Check every line of the entries that follow, and copy the ones containing "structured".

═══ DATA FOR THIS TASK ═══

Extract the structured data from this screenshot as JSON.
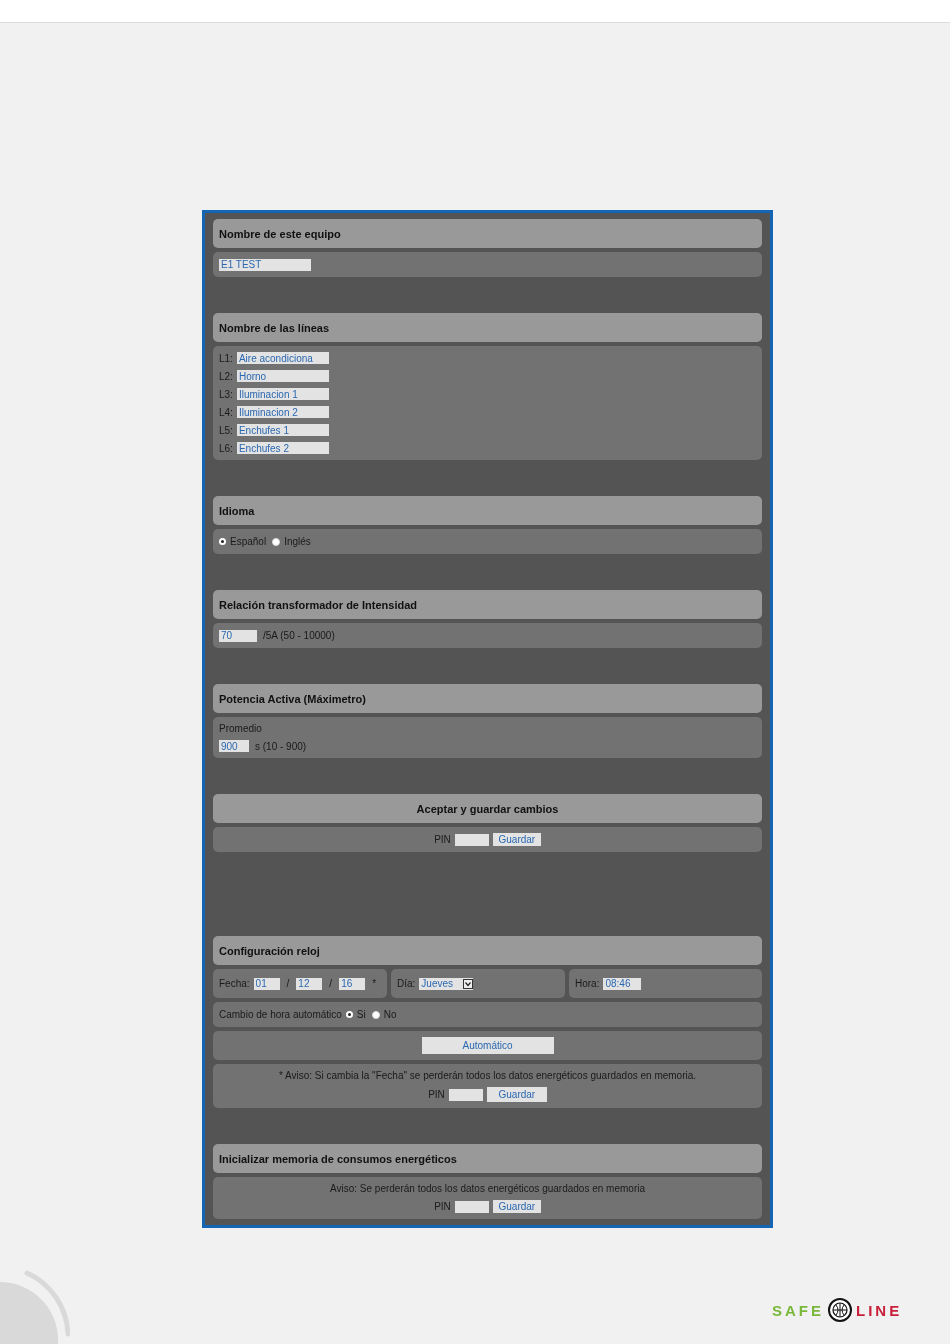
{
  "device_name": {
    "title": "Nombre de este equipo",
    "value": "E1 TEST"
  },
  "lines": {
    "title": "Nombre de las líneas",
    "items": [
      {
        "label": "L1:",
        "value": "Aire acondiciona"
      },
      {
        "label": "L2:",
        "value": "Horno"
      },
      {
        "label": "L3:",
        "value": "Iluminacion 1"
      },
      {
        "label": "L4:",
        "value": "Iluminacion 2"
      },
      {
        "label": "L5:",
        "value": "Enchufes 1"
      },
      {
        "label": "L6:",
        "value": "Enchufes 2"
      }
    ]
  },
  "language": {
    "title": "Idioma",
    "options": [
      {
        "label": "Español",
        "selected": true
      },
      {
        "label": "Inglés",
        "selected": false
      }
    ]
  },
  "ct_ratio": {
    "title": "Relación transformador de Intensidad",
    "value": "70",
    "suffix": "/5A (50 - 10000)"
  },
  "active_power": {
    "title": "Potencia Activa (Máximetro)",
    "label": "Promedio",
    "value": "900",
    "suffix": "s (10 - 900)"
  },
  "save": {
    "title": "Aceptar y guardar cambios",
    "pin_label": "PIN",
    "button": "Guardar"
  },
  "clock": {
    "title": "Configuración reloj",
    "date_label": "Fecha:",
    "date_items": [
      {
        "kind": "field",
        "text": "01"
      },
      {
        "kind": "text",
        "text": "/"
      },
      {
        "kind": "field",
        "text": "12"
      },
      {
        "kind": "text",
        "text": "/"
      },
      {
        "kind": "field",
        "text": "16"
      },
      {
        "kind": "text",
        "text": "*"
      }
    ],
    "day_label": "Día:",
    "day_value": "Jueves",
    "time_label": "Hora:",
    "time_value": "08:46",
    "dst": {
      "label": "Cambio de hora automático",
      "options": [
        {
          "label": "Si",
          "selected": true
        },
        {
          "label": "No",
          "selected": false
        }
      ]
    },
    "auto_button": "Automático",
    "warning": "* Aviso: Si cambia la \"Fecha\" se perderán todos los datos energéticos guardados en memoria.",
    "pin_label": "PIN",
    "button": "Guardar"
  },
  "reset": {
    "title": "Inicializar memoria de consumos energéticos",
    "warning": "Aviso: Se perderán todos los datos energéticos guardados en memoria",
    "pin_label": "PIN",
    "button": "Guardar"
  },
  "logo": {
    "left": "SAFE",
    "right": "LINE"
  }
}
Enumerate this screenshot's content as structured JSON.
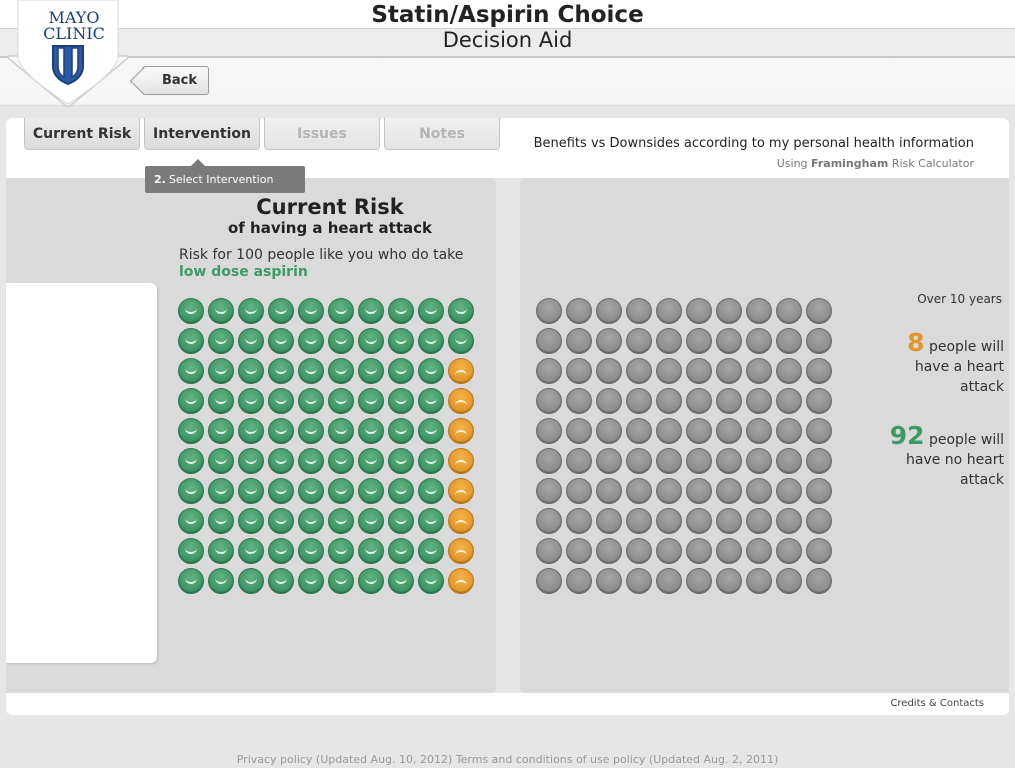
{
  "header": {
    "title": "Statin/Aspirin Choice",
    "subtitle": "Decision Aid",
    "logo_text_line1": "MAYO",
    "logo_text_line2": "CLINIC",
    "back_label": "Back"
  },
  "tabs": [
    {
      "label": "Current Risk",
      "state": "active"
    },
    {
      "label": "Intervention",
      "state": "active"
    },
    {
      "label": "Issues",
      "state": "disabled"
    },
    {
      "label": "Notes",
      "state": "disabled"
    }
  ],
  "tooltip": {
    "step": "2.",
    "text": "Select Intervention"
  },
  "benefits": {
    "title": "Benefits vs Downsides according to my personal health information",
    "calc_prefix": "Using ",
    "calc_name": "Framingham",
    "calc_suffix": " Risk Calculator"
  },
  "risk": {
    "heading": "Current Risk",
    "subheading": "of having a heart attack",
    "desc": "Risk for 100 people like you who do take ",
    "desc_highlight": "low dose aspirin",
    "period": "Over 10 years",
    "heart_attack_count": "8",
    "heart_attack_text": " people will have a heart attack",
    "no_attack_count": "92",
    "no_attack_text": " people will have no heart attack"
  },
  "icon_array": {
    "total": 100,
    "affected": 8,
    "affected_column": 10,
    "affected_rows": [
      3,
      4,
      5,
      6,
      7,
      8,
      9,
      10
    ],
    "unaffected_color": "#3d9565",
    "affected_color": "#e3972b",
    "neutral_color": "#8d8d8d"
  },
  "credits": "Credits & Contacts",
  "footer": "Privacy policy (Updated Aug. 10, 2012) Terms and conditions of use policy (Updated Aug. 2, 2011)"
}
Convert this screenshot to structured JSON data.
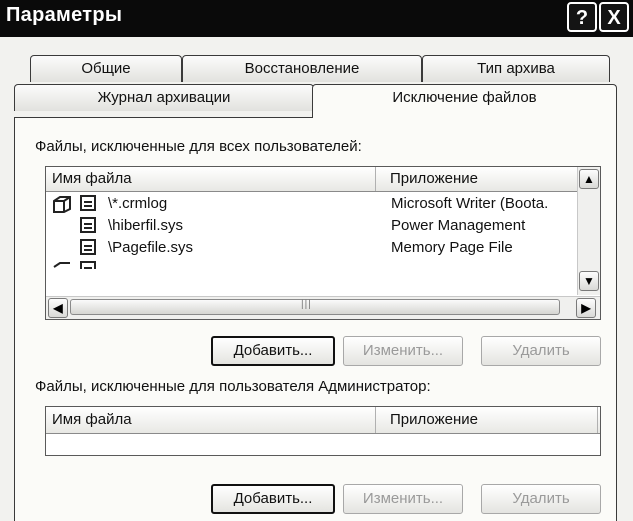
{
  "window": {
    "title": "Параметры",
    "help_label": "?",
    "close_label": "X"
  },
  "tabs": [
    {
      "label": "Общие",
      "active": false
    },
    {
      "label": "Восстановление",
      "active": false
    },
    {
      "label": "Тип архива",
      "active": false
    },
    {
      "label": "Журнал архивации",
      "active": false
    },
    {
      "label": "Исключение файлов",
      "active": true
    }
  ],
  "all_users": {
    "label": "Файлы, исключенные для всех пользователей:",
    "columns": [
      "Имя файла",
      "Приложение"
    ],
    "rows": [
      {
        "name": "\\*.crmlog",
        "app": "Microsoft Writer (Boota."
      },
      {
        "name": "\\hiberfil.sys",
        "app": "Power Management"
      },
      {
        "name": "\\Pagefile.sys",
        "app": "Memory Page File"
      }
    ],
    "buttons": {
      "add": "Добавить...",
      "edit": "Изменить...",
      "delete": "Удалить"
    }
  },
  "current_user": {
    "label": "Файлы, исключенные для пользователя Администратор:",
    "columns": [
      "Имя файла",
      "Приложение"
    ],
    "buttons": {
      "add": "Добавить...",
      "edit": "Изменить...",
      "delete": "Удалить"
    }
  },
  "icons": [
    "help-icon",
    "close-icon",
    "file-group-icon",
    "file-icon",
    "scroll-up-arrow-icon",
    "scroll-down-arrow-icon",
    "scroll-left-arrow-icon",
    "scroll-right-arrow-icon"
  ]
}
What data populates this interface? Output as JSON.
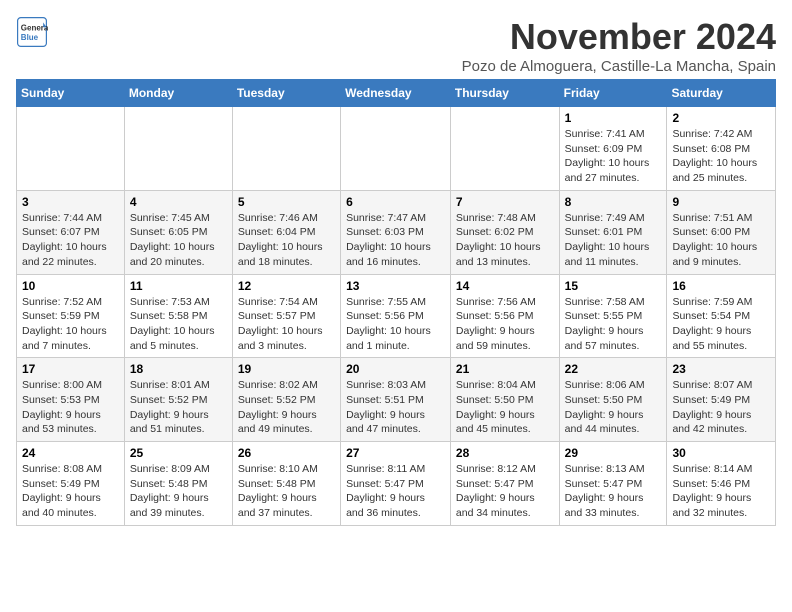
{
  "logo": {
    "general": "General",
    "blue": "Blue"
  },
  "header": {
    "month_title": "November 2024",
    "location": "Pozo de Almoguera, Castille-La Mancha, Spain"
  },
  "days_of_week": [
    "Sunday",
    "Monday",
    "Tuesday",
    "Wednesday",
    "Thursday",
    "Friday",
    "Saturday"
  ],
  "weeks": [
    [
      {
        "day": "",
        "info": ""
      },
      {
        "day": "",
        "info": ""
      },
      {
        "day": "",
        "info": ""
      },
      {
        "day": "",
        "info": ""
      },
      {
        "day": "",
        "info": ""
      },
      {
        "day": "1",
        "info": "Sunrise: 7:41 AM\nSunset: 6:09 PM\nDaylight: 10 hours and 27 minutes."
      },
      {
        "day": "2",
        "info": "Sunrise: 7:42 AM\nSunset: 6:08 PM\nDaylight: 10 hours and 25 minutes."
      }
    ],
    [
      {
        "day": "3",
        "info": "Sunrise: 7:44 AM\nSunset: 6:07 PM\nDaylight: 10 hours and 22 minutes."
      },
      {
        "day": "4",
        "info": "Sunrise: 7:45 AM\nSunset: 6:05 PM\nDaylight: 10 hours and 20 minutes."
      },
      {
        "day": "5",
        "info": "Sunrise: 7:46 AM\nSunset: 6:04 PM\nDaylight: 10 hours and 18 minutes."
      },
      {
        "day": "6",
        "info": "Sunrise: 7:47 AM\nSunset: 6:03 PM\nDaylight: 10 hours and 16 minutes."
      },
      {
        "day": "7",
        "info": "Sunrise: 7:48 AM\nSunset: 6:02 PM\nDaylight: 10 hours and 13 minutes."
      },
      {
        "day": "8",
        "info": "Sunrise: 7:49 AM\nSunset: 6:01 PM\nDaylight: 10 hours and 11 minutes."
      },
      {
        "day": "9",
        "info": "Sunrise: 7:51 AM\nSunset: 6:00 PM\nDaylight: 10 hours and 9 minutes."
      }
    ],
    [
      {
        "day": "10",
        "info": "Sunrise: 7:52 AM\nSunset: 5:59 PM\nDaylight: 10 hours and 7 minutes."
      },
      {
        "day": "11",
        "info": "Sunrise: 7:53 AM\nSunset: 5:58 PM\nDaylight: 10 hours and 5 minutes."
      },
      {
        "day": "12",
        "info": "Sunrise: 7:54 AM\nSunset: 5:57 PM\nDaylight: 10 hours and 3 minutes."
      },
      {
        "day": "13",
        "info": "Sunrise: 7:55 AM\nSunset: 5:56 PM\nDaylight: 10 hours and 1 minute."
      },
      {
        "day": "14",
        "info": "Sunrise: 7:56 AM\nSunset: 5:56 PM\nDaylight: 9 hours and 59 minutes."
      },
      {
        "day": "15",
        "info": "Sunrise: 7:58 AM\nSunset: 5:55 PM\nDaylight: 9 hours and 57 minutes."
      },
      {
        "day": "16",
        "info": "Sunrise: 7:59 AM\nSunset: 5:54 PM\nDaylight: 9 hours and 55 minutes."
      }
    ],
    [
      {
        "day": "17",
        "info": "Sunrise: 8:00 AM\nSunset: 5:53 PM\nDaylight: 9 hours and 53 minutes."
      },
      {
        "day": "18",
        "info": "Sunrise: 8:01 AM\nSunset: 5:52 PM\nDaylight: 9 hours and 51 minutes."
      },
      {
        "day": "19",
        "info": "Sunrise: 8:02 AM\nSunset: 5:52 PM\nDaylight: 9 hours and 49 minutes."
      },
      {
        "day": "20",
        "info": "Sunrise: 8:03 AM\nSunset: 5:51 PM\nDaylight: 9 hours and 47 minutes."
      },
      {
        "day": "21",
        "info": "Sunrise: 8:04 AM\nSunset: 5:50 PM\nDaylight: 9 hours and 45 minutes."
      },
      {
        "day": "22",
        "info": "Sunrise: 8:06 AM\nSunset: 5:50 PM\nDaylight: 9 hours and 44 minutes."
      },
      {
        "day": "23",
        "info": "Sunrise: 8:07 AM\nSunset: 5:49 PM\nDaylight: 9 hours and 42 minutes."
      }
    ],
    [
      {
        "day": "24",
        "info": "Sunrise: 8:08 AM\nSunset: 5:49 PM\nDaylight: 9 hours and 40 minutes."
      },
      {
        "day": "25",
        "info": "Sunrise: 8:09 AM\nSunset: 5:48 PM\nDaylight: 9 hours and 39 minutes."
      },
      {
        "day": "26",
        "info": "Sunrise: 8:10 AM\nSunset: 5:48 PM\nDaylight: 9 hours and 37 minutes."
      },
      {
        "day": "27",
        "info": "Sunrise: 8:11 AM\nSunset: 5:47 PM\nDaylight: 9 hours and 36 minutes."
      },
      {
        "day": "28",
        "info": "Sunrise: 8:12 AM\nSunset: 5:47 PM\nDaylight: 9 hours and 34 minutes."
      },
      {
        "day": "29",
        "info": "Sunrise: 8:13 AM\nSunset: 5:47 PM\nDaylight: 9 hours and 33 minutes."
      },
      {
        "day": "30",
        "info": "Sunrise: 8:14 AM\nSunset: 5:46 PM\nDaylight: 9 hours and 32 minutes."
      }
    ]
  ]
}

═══

- WRITTEN ANSWER:
Extract the structured data from this screenshot as JSON.
Enumerate this screenshot's content as structured JSON.
Convert this screenshot to structured JSON data.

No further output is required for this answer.